          Once I have set up this scheme, I never Move, Delete or Rename any Asset, once the Project has been started. I do any/all of that beforehand. Now, I do sometimes have to add Assets, but those go into the appropriate sub-folders.


          Often, I am doing the actual editing to/from my FW-800 externals, so I want everything located together. I set the drive letter for each external drive exactly the same in the OS of each computer.


          Hope that this is helpful,



          • 2. Re: Workflow, prepping for Premiere Elements and moving into/out of!
            Steve Grisetti Adobe Community Professional

            It definitely looks like you're well on the way to a successful editing experience, JayZ!


            The only qualification might be your workflow for AVCHD.


            Assuming your computer is powerful enough to do so (a quad core and 4 gigs of RAM), you can edit AVCHD natively in Premiere Elements. And it doesn't matter what program you use to get it into your computer -- Premiere Elements, Pixela or even Windows Explorer. You're just moving the MP4 video files from the camcorder to your hard drive as is.

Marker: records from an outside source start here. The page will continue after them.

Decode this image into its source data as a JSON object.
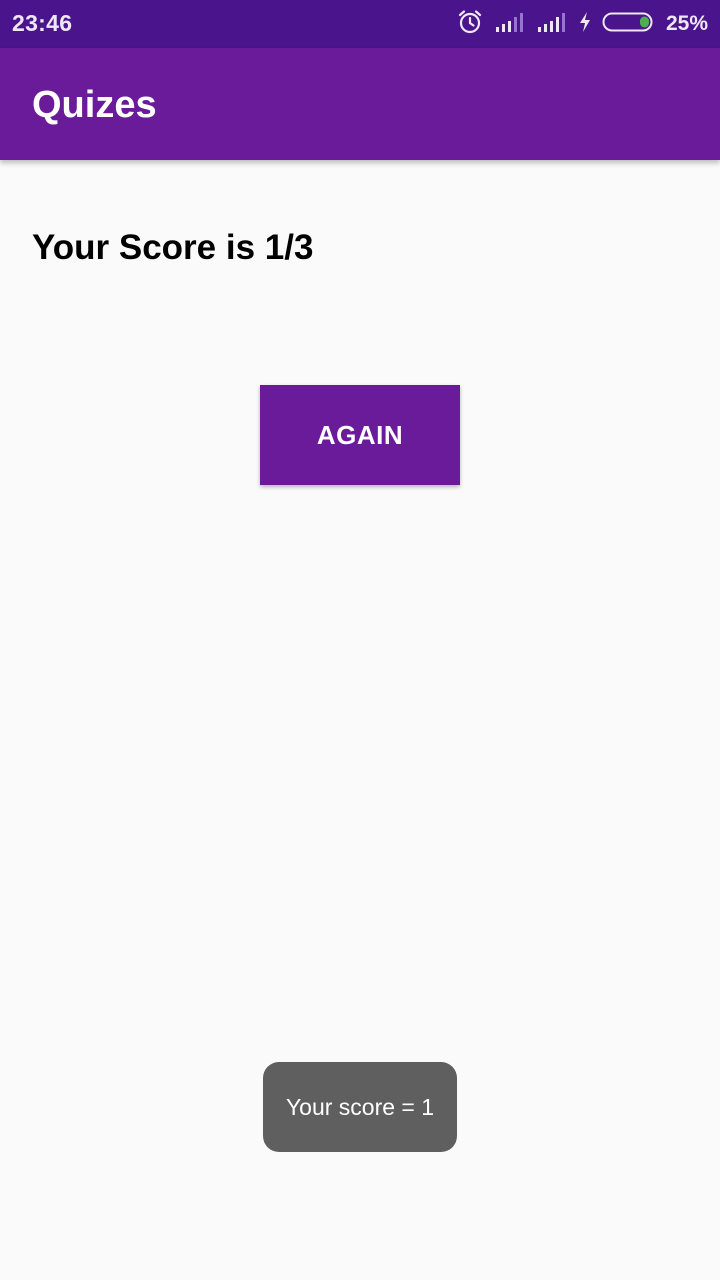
{
  "status_bar": {
    "time": "23:46",
    "battery_percent": "25%",
    "battery_level": 0.25,
    "icons": [
      "alarm-icon",
      "signal-icon",
      "signal-icon",
      "charging-icon",
      "battery-icon"
    ]
  },
  "app_bar": {
    "title": "Quizes"
  },
  "main": {
    "score_text": "Your Score is 1/3",
    "again_label": "AGAIN"
  },
  "toast": {
    "message": "Your score = 1"
  },
  "colors": {
    "status_bar": "#4a148c",
    "primary": "#6a1b9a",
    "background": "#fafafa",
    "toast_bg": "#5f5f5f",
    "battery_fill": "#4caf50"
  }
}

            If you're going to mix video sources from all three of your cameras, though, it does make sense to convert them all to DV-AVIs before you do so. Premiere Elements doesn't mix video formats well, and DV-AVIs are the ideal format to work with.


            Also, if your computer is struggling with those AVCHD files -- particularly if you're not planning to burn a BluRay disc anyway -- there's certainly no harm in converting them to standard DV-AVIs. They won't be high-resolution files, but the quality should still be excellent and should produce excellent results!


            As for finding inspiration in the work of others, you won't find a better site than Muvipix for that! The people on the forum are regularly posting examples of their work on the Gallery page. You'll find links from lots of posts in the forum -- especially from the Showcase forum.


            The site also sponsors an annual video contest, which includes some very nice prizes and costs nothing to enter. Even if you don't enter, they can be great places to find inspiration.


            Here are last year's amazing entries!